The UK government has announced that, from January next year, driverless cars will be allowed on public roads, and are inviting cities to compete for one of the three trials being launched at the same time.
Vince Cable, Business Secretary, publicised the plans at the automotive engineering firm, Mira’s, research facility, stating that,
“Today’s announcement will see driverless cars take to our streets in less than six months, putting us at the forefront of this transformational technology and opening up new opportunities for our economy and society”.
Although, the Department for Transport originally announced that driverless cars would be trialled on public roads before the end of 2013, but concerns over legal and insurance issues restricted their use to private roads.
Other countries have overcome these restrictions, such as the US States of California, Florida and Nevada have approved testing the vehicles, with Google’s car having completed over 300,000 miles in California, 2013 saw Nissan carry out road tests in Japan and Sweden has given Volvo the permission to test 100 driverless cars in the city of Gothenburg, all be it not until 2017.
Those cities wanting to take part in the trials have until October to express their interest. The three winners will have a fund of £10m divided between them, with the testing expected to run or between 18 to 36 months.
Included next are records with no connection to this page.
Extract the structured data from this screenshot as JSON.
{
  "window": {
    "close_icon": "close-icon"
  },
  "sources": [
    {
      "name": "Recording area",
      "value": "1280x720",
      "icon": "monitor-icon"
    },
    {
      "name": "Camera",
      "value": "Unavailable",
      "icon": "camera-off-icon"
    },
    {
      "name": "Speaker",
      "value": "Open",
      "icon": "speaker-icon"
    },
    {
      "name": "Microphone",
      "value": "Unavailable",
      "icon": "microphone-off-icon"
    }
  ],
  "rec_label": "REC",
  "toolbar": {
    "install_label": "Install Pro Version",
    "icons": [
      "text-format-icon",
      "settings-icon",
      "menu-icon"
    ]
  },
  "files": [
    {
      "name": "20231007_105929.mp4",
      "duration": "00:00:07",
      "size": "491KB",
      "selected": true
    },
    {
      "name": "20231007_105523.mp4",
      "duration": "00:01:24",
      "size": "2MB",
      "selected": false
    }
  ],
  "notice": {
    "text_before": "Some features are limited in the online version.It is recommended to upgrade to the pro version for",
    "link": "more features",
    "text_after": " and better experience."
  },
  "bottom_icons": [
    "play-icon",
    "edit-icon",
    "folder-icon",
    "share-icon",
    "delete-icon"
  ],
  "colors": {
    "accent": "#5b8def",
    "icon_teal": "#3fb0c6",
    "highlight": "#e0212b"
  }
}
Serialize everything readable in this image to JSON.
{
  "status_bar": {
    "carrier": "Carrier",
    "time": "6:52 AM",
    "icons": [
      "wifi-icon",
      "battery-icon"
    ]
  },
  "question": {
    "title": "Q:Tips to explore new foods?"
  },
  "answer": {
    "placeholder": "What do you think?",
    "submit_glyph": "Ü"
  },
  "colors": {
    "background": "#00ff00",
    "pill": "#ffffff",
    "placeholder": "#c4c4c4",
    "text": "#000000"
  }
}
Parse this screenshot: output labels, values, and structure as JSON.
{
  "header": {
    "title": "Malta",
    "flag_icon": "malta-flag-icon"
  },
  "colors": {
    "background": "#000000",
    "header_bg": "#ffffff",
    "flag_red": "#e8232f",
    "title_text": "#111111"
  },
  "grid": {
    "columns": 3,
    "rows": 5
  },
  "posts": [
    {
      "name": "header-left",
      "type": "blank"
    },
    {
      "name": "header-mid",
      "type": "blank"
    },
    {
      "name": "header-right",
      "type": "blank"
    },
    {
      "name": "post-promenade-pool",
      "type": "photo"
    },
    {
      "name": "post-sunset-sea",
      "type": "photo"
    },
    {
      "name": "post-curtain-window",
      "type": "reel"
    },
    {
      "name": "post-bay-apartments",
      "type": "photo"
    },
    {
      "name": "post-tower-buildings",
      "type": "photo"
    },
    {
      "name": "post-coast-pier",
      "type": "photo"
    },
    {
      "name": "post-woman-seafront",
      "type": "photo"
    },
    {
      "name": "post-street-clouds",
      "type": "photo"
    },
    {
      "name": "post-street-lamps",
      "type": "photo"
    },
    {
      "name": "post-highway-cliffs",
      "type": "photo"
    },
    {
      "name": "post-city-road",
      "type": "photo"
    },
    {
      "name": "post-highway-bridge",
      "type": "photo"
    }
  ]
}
To aid the trials, civil servants have until the end of this year to produce a review of road regulations, covering areas such as, the need for driverless cars to comply with road safety and traffic laws, and changes to the Highway Code. While assessing the relevance where a driver can take back control of the vehicle and where no driver is at all required.
The concept of the ‘driverless car’ has been gradually developing for some time, with many everyday vehicles offering a degree of autonomy, such as cruise control, automatic braking, and anti-lane drift.
However, the term is now describing those that take control of steering, accelerating, indicating and braking from the majority, if not all, of a journey. In order to achieve this the cars use innovative technology, such as Lidar which measures how lasers bounce off reflective surfaces, capturing information about millions of points surrounding the vehicle. This is also joined by a technique known as ‘computer vision’, software that is able to make sense of 360 degree images captures, thus being able to warn of pedestrians, cyclists, and objects that may be in the vehicle’s path.
Driverless cars can also use technology such as GPS, radar, ultrasonic sensors, and other sensors to measure orientation and wheel rotation.
With the technology in place, the debate is whether to allow a passenger to take control of the vehicle at a moment’s notice, or abandon all controls and entirely remove the need of a ‘driver’.
Source: BBC News